[Stored entries]

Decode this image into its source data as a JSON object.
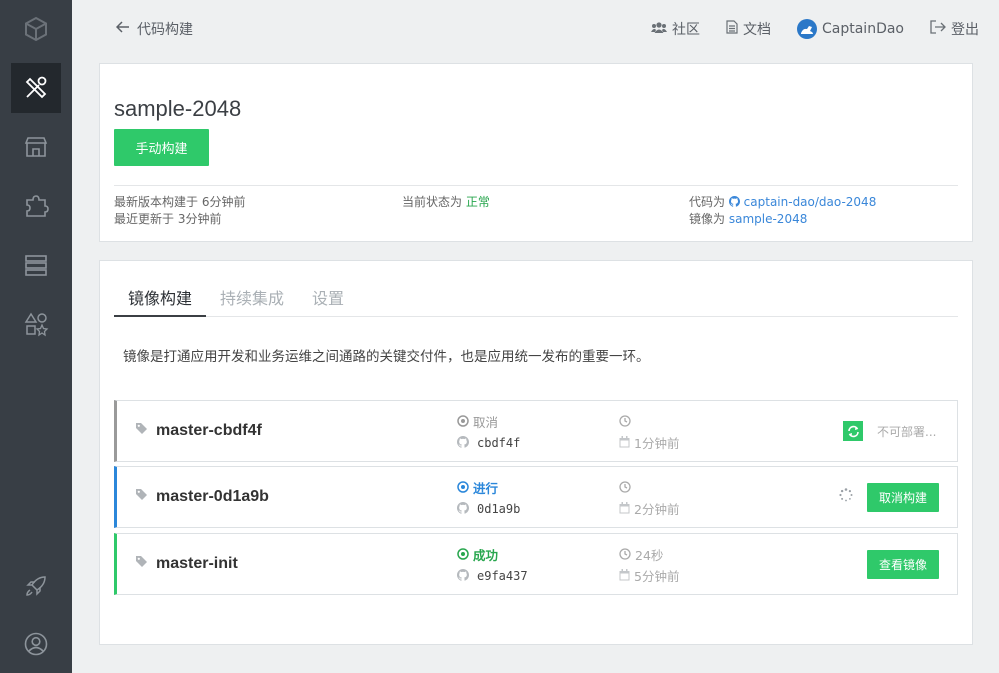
{
  "sidebar": {
    "items": [
      {
        "icon": "logo-cube-icon"
      },
      {
        "icon": "build-tools-icon",
        "active": true
      },
      {
        "icon": "store-icon"
      },
      {
        "icon": "plugin-icon"
      },
      {
        "icon": "server-list-icon"
      },
      {
        "icon": "shapes-icon"
      },
      {
        "icon": "rocket-icon"
      },
      {
        "icon": "user-icon"
      }
    ]
  },
  "topbar": {
    "back_label": "代码构建",
    "community": "社区",
    "docs": "文档",
    "username": "CaptainDao",
    "logout": "登出"
  },
  "app": {
    "name": "sample-2048",
    "build_button": "手动构建",
    "latest_build_label": "最新版本构建于",
    "latest_build_time": "6分钟前",
    "updated_label": "最近更新于",
    "updated_time": "3分钟前",
    "state_label": "当前状态为",
    "state_value": "正常",
    "code_label": "代码为",
    "code_repo": "captain-dao/dao-2048",
    "image_label": "镜像为",
    "image_name": "sample-2048"
  },
  "tabs": [
    {
      "label": "镜像构建",
      "active": true
    },
    {
      "label": "持续集成",
      "active": false
    },
    {
      "label": "设置",
      "active": false
    }
  ],
  "description": "镜像是打通应用开发和业务运维之间通路的关键交付件，也是应用统一发布的重要一环。",
  "builds": [
    {
      "name": "master-cbdf4f",
      "status": "取消",
      "status_color": "#999999",
      "border_color": "#9a9a9a",
      "commit": "cbdf4f",
      "duration": "",
      "created": "1分钟前",
      "action_label": "不可部署...",
      "action_type": "disabled"
    },
    {
      "name": "master-0d1a9b",
      "status": "进行",
      "status_color": "#2b87da",
      "border_color": "#2b87da",
      "commit": "0d1a9b",
      "duration": "",
      "created": "2分钟前",
      "action_label": "取消构建",
      "action_type": "button"
    },
    {
      "name": "master-init",
      "status": "成功",
      "status_color": "#28a64e",
      "border_color": "#2fc96a",
      "commit": "e9fa437",
      "duration": "24秒",
      "created": "5分钟前",
      "action_label": "查看镜像",
      "action_type": "button"
    }
  ],
  "colors": {
    "accent_green": "#2fc96a",
    "link_blue": "#3a87d9",
    "sidebar_bg": "#383e45"
  }
}
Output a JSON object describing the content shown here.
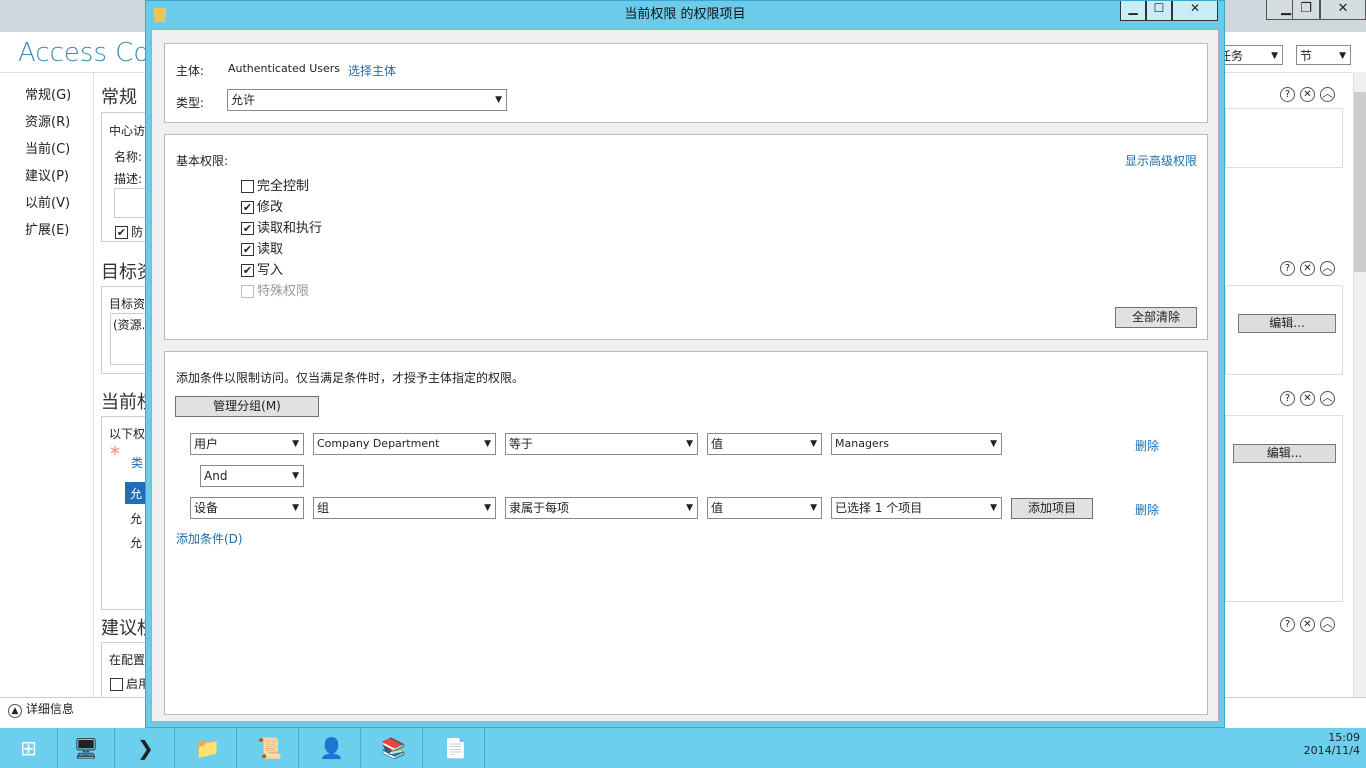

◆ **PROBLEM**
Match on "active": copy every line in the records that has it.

◆ **ANSWER TO THIS PROBLEM**
        "active": true
      "active": true
      "active": false
      "active": false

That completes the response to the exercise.